other seminars:

Lior Eldar (MIT) Quantum entanglement is considered to be a very delicate phenomenon that is hard to maintain in the presence of noise, or nonzero temperatures. In recent years however, and motivated by a quest for a quantum analog of the PCP theorem, researches have tried to establish whether or not we can preserve quantum entanglement at constant temperature that is independent of system size. This would imply that any quantum state with energy at most, say 0.05 of the total available energy of the Hamiltonian, would be highlyentangled. However to this date, no such systems were found. Moreover, it became evident that even embedding local Hamiltonians on robust, albeit "nonphysical" topologies, namely expanders, does not guarantee entanglement robustness. In this talk, I'll provide indication that such robustness may be possible after all, by showing a local Hamiltonian with the following property of inapproximability: any quantum state that violates a fraction at most 0.05 of all local terms cannot be even approximately simulated by classical circuits whose depth is sublogarithmic in the number of qubits. In a sense, this implies that even providing a "witness" to the fact that the local Hamiltonian can be "almost" satisfied, requires longrange entanglement. William Wooters (Williams College) Two orthogonal bases for a Hilbert space are called mutually unbiased if each vector in one basis is an equalmagnitude superposition of all the vectors in the other basis. The maximum number of mutually unbiased bases in a space of dimension d is d+1; so a set of d+1 such bases is called complete. Complete sets of mutually unbiased bases play significant roles in quantum cryptography and quantum tomography. For certain values of d, it is possible to find a single unitary transformation that, by repeated application, generates a complete set of mutually unbiased bases starting with the standard basis.
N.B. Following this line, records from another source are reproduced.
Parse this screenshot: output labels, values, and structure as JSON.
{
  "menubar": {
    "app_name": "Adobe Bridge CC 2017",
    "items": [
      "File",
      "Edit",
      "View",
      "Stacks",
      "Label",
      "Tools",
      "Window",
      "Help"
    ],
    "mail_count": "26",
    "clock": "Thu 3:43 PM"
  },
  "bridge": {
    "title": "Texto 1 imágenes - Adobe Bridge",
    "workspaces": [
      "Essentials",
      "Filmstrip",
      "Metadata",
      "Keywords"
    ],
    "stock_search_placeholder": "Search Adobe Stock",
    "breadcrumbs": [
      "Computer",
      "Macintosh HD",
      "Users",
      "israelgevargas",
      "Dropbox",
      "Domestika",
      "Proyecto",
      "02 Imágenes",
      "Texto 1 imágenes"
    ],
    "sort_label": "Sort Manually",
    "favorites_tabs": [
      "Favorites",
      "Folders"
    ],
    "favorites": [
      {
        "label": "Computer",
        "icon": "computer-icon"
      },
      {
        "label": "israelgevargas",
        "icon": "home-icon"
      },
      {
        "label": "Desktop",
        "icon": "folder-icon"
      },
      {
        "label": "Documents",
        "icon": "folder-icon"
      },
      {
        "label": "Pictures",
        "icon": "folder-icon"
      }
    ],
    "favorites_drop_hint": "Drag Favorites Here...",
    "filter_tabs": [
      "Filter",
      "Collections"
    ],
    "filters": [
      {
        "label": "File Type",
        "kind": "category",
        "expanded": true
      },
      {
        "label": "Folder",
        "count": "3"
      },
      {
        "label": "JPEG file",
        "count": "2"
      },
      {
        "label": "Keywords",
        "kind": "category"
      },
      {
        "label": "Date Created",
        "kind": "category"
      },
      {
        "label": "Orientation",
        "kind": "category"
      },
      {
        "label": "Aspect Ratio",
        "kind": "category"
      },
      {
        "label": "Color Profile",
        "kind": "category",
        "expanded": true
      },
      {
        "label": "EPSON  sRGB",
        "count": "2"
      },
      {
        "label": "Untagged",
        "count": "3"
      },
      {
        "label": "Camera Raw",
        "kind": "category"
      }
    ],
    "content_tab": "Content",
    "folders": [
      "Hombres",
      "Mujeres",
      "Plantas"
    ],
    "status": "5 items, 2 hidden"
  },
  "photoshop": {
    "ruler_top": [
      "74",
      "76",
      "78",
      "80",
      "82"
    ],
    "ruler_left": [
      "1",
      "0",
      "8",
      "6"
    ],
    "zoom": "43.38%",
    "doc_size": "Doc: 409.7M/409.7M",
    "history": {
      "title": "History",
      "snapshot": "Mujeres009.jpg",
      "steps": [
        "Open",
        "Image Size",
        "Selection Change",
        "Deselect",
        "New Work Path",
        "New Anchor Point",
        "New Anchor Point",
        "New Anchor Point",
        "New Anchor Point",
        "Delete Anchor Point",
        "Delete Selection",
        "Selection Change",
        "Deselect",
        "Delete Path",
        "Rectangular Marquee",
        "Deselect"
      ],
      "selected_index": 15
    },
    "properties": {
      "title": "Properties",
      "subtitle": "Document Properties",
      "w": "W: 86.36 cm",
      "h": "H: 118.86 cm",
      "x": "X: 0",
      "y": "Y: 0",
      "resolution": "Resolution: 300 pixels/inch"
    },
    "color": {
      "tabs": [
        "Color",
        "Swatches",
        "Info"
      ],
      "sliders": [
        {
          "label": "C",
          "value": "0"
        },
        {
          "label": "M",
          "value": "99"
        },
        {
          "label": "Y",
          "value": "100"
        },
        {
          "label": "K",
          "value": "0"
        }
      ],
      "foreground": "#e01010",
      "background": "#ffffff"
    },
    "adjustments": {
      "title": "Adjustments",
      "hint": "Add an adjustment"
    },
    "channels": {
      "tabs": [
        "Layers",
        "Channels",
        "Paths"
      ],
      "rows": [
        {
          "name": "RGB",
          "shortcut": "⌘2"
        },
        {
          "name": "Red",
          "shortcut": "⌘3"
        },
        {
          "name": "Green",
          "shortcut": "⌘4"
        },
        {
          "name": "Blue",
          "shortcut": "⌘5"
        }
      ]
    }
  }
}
This talk reviews our current understanding of such cycling unitaries and related transformations, and shows how their effects can be pictured in a discrete phase space. Beni Yoshida (Caltech) We propose a family of exactly solvable toy models for the AdS/CFT correspondence based on a novel construction of quantum errorcorrecting codes with a tensor network structure. Our building block is a special type of tensor with maximal entanglement along any bipartition, which gives rise to an exact isometry from bulk operators to boundary operators. The entire tensor network is a quantum errorcorrecting code, where the bulk and boundary degrees of freedom may be identified as logical and physical degrees of freedom respectively. These models capture key features of entanglement in the AdS/CFT correspondence; in particular, the RyuTakayanagi formula and the negativity of tripartite information are obeyed exactly in many cases. That bulk logical operators can be represented on multiple boundary regions mimics the Rindlerwedge reconstruction of boundary operators from bulk operators, realizing explicitly the quantum errorcorrecting features of AdS/CFT. This is a joint work with Daniel Harlow, Fernando Pastawski and John Preskill Sergey Bravyi (IBM) TBA Lidia del Rio (University of Bristol) TBA Rotem Arnon Friedman (ETH Zurich) TBA Marco Tomamichel (The University of Sydney) TBA